Improve your flexibility to help your running
When you set yourself a running goal, be it couch to 5k, 10k, half or full marathon, a natural first step is to make a plan; follow a training schedule; or better still, get some personalised training and coaching from a PT. Training should combine multiple factors, with most runners looking to improve strength, speed and endurance. Unfortunately, flexibility is often at best marginalised or at worst forgotten all together; but a flexible body is going to help you in several ways:
Improve your range of motion
Help recover more quickly from your training
Reduce the chances of picking up an injury
Enhance gains in your strength and endurance
Stretching and lengthening your muscles feels great and helps you realign postural imbalances, as well as bringing fresh blood and oxygen, aiding recovery after a hard run by reducing lactic acid that will have built up. Yoga is a calming and relaxing way to incorporate stretching and flexibility work into your running week. It’s worth asking for recommendations in your local area for a good teacher, who can help you with the right form to ensure you get the most from each pose.
To get you started, try these yoga poses to stretch and lengthen some of the major running muscles. Make sure your muscles are warmed up before stretching, after a run is ideal. If you are new to this style of stretching, are injured or have a very limited range of motion, remember to just take the pose to where you feel comfortable and if you feel pain then ease off or stop. You should try and hold the pose for 30 seconds or five deep breaths to begin with, increasing the time/number of breaths with experience. With regular yoga practise you will improve with time.
Hamstrings - Forward Fold:
Start with a 90 degree forward bend. Stand with your feet hip-distance apart, inhale and as you exhale slide your hands down your thighs until they are just above your knees. Tilt your pelvis forwards slightly to reduce the pressure on your lower back. Look down at the floor.
To stretch deeper, repeat the above but slide your hands down further, until your fingertips touch the floor either side of your feet. Bend your knees if you find this difficult, or rest your hands on a block or box).
You can do similar stretches while seated, too. This way you can stretch one leg at a time, too.
Hamstrings / Calves – Pyramid:
Ensure your feet are facing front and hip-distance apart. Step one foot forwards, sweep your arms behind your back and hold onto your elbows. While breathing out, forward bend 90 degrees. Keep your back straight. Raise up by bending your front knee and engaging your abdomen and switch legs.
To stretch further, repeat above, but bring your fingertips to the floor either side of your feet.

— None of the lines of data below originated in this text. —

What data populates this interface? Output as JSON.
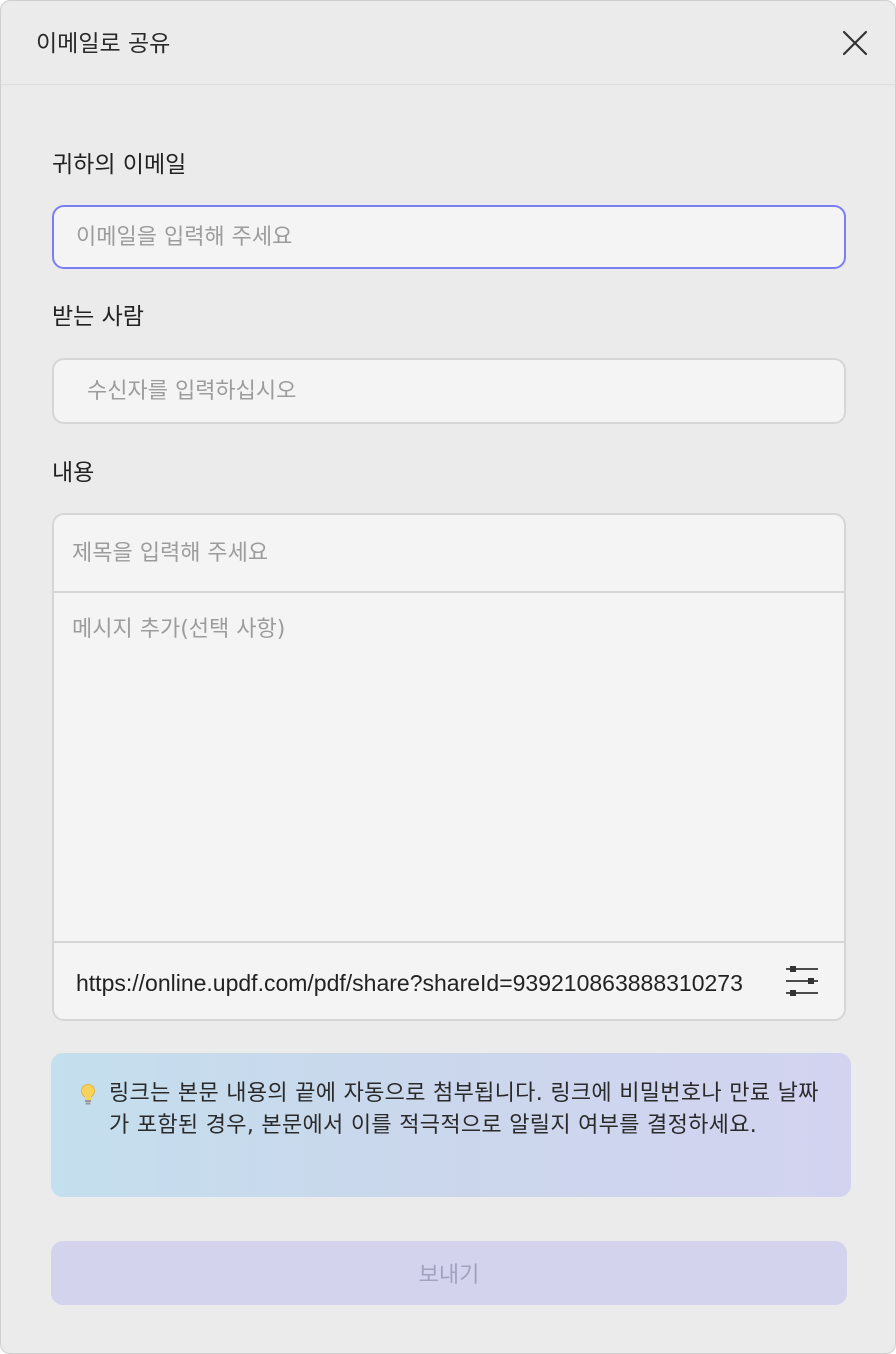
{
  "dialog": {
    "title": "이메일로 공유",
    "close_icon": "close-icon"
  },
  "form": {
    "email_label": "귀하의 이메일",
    "email_placeholder": "이메일을 입력해 주세요",
    "recipient_label": "받는 사람",
    "recipient_placeholder": "수신자를 입력하십시오",
    "content_label": "내용",
    "subject_placeholder": "제목을 입력해 주세요",
    "message_placeholder": "메시지 추가(선택 사항)",
    "share_link": "https://online.updf.com/pdf/share?shareId=939210863888310273",
    "link_settings_icon": "sliders-icon"
  },
  "notice": {
    "icon": "lightbulb-icon",
    "text": "링크는 본문 내용의 끝에 자동으로 첨부됩니다. 링크에 비밀번호나 만료 날짜가 포함된 경우, 본문에서 이를 적극적으로 알릴지 여부를 결정하세요."
  },
  "footer": {
    "send_label": "보내기"
  },
  "colors": {
    "accent_border": "#7b7ef2",
    "send_button_bg": "#d3d3ee",
    "notice_gradient_start": "#c4dfee",
    "notice_gradient_end": "#d3d3f0"
  }
}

If they don’t reach, use a block of box.
Quadriceps - Basic Quad Stretch:
Stand with your feet hip-width apart, facing a wall or somewhere that you can balance against if necessary. Bend one leg and reach back for your foot with the hand on the same side. If you find this hard, then loop an exercise strap or band around your foot and grab that. Keep your knees level and ensure your bottom isn’t sticking out.

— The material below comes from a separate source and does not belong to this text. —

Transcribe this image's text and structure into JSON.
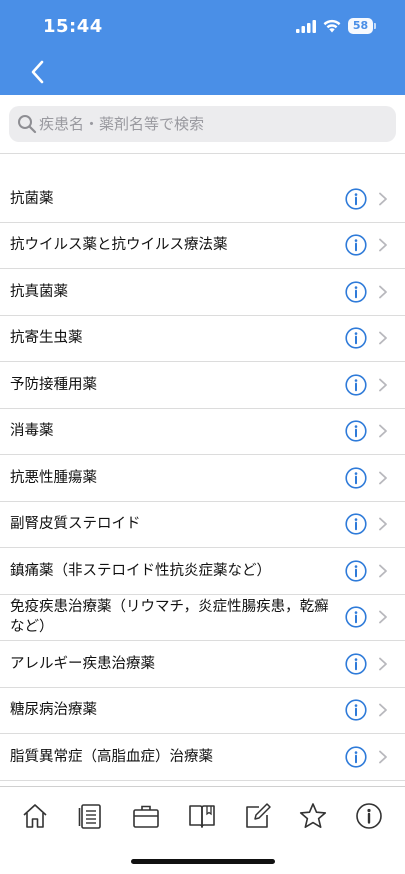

You can increase the stretch by moving to Dancer’s Pose by pulling your leg back further, hinge at the hips and lean forwards with your other arm outstretched in front of you.

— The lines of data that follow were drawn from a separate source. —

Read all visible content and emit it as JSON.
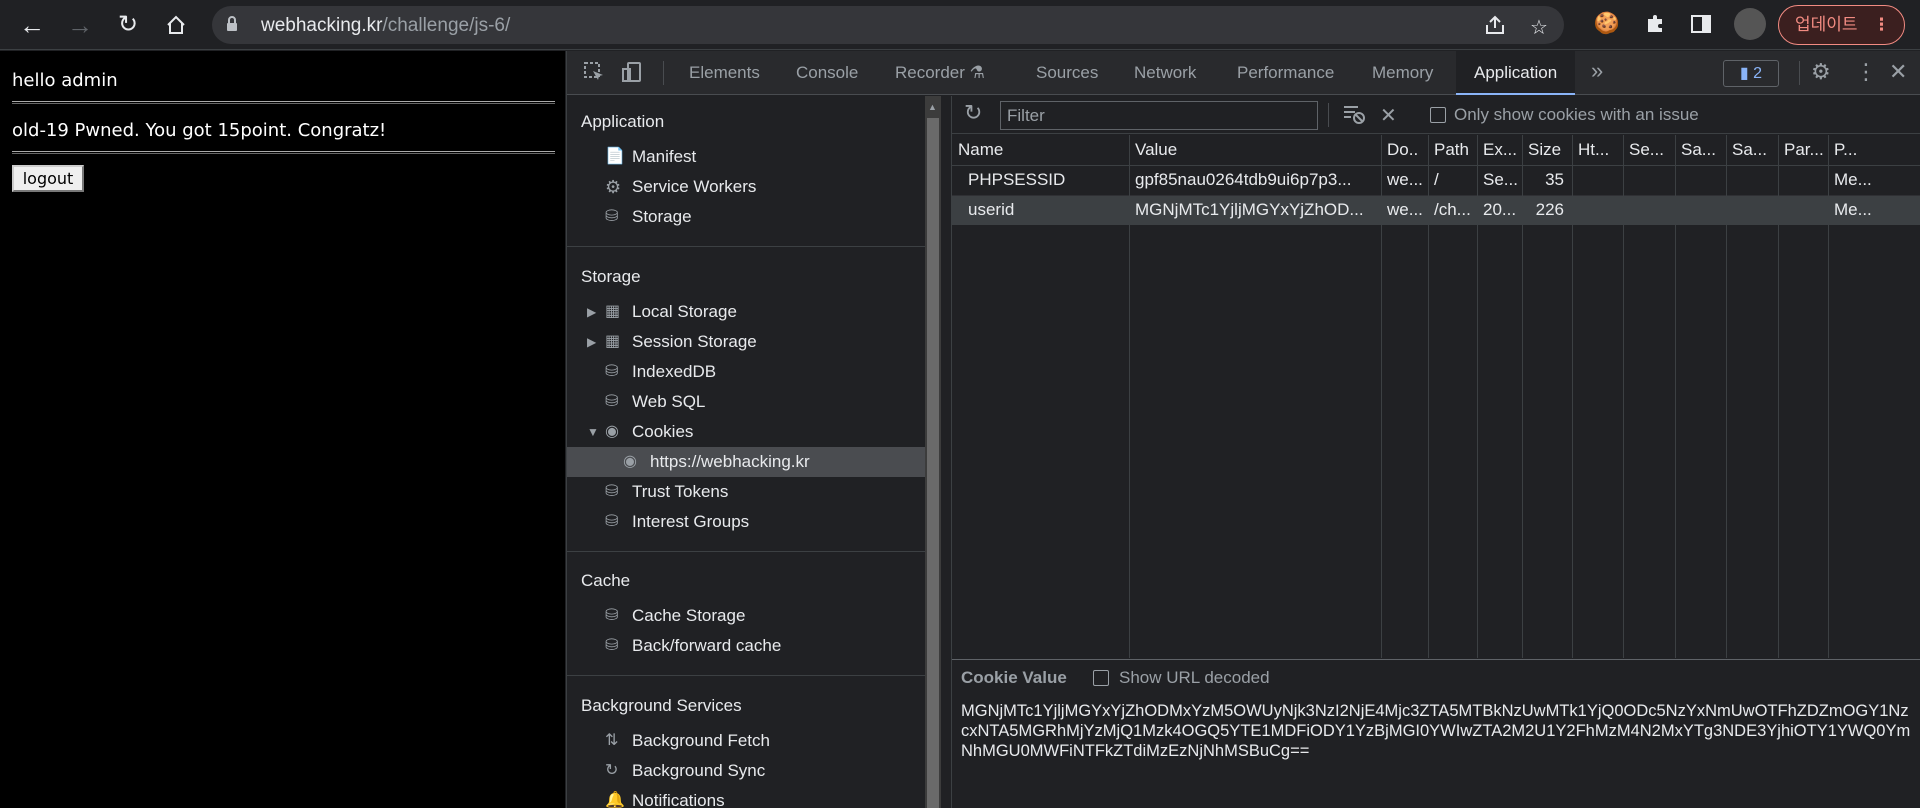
{
  "browser": {
    "url_host": "webhacking.kr",
    "url_path": "/challenge/js-6/",
    "update_label": "업데이트"
  },
  "page": {
    "greeting": "hello admin",
    "message": "old-19 Pwned. You got 15point. Congratz!",
    "logout_label": "logout"
  },
  "devtools": {
    "tabs": [
      "Elements",
      "Console",
      "Recorder",
      "Sources",
      "Network",
      "Performance",
      "Memory",
      "Application"
    ],
    "active_tab": "Application",
    "issues_count": "2",
    "sidebar": {
      "application_title": "Application",
      "application_items": [
        "Manifest",
        "Service Workers",
        "Storage"
      ],
      "storage_title": "Storage",
      "storage_items": [
        "Local Storage",
        "Session Storage",
        "IndexedDB",
        "Web SQL",
        "Cookies",
        "https://webhacking.kr",
        "Trust Tokens",
        "Interest Groups"
      ],
      "cache_title": "Cache",
      "cache_items": [
        "Cache Storage",
        "Back/forward cache"
      ],
      "bg_title": "Background Services",
      "bg_items": [
        "Background Fetch",
        "Background Sync",
        "Notifications"
      ]
    },
    "toolbar": {
      "filter_placeholder": "Filter",
      "only_issue_label": "Only show cookies with an issue"
    },
    "grid": {
      "headers": [
        "Name",
        "Value",
        "Do..",
        "Path",
        "Ex...",
        "Size",
        "Ht...",
        "Se...",
        "Sa...",
        "Sa...",
        "Par...",
        "P..."
      ],
      "rows": [
        [
          "PHPSESSID",
          "gpf85nau0264tdb9ui6p7p3...",
          "we...",
          "/",
          "Se...",
          "35",
          "",
          "",
          "",
          "",
          "",
          "Me..."
        ],
        [
          "userid",
          "MGNjMTc1YjljMGYxYjZhOD...",
          "we...",
          "/ch...",
          "20...",
          "226",
          "",
          "",
          "",
          "",
          "",
          "Me..."
        ]
      ]
    },
    "cookie_value": {
      "title": "Cookie Value",
      "show_url_decoded": "Show URL decoded",
      "value": "MGNjMTc1YjljMGYxYjZhODMxYzM5OWUyNjk3NzI2NjE4Mjc3ZTA5MTBkNzUwMTk1YjQ0ODc5NzYxNmUwOTFhZDZmOGY1NzcxNTA5MGRhMjYzMjQ1Mzk4OGQ5YTE1MDFiODY1YzBjMGI0YWIwZTA2M2U1Y2FhMzM4N2MxYTg3NDE3YjhiOTY1YWQ0YmNhMGU0MWFiNTFkZTdiMzEzNjNhMSBuCg=="
    }
  }
}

Glutes - Figure Four:
Lie back with both legs bent, feet on the floor. Lift one leg over the other, resting your shin just above your knee. Reaching
through the gap between your legs lace your fingers around your bent thigh and gently pull back until you feel the stretch at the top of your thighs. To increase this stretch, reach to your shin instead.
Hip Adductors – Cobbler Pose:
Sit tall (you can use a cushion or a block under your hips if you
find this difficult or painful). Bring the soles of your feet together. To stretch further, bring your heels closer to your pelvis. Wrap your fingers around your feet and straighten your back. You can increase the stretch by pushing your elbows against your inner thighs.
Improving your stretching and flexibility will take time, so don’t expect a quick fix solution to any running problems, but stick with it and you will see improvements in not only your running, but everyday life.